## What you should do
Each entry is to be given again exactly; drop the images.

## Given records

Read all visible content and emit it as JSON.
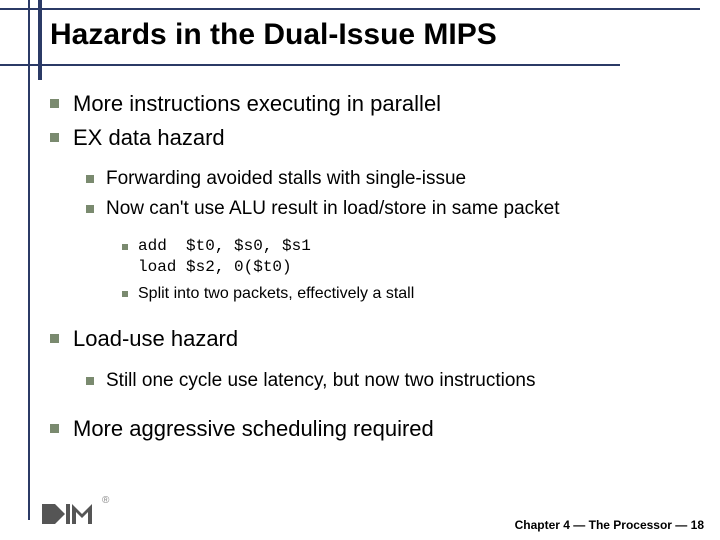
{
  "title": "Hazards in the Dual-Issue MIPS",
  "bullets": {
    "b1": "More instructions executing in parallel",
    "b2": "EX data hazard",
    "b2a": "Forwarding avoided stalls with single-issue",
    "b2b": "Now can't use ALU result in load/store in same packet",
    "b2b1_line1": "add  $t0, $s0, $s1",
    "b2b1_line2": "load $s2, 0($t0)",
    "b2b2": "Split into two packets, effectively a stall",
    "b3": "Load-use hazard",
    "b3a": "Still one cycle use latency, but now two instructions",
    "b4": "More aggressive scheduling required"
  },
  "footer": {
    "chapter": "Chapter 4 — The Processor — 18"
  }
}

## Solution to this problem
Read all visible content and emit it as JSON.
{
  "title": "Hazards in the Dual-Issue MIPS",
  "bullets": {
    "b1": "More instructions executing in parallel",
    "b2": "EX data hazard",
    "b2a": "Forwarding avoided stalls with single-issue",
    "b2b": "Now can't use ALU result in load/store in same packet",
    "b2b1_line1": "add  $t0, $s0, $s1",
    "b2b1_line2": "load $s2, 0($t0)",
    "b2b2": "Split into two packets, effectively a stall",
    "b3": "Load-use hazard",
    "b3a": "Still one cycle use latency, but now two instructions",
    "b4": "More aggressive scheduling required"
  },
  "footer": {
    "chapter": "Chapter 4 — The Processor — 18"
  }
}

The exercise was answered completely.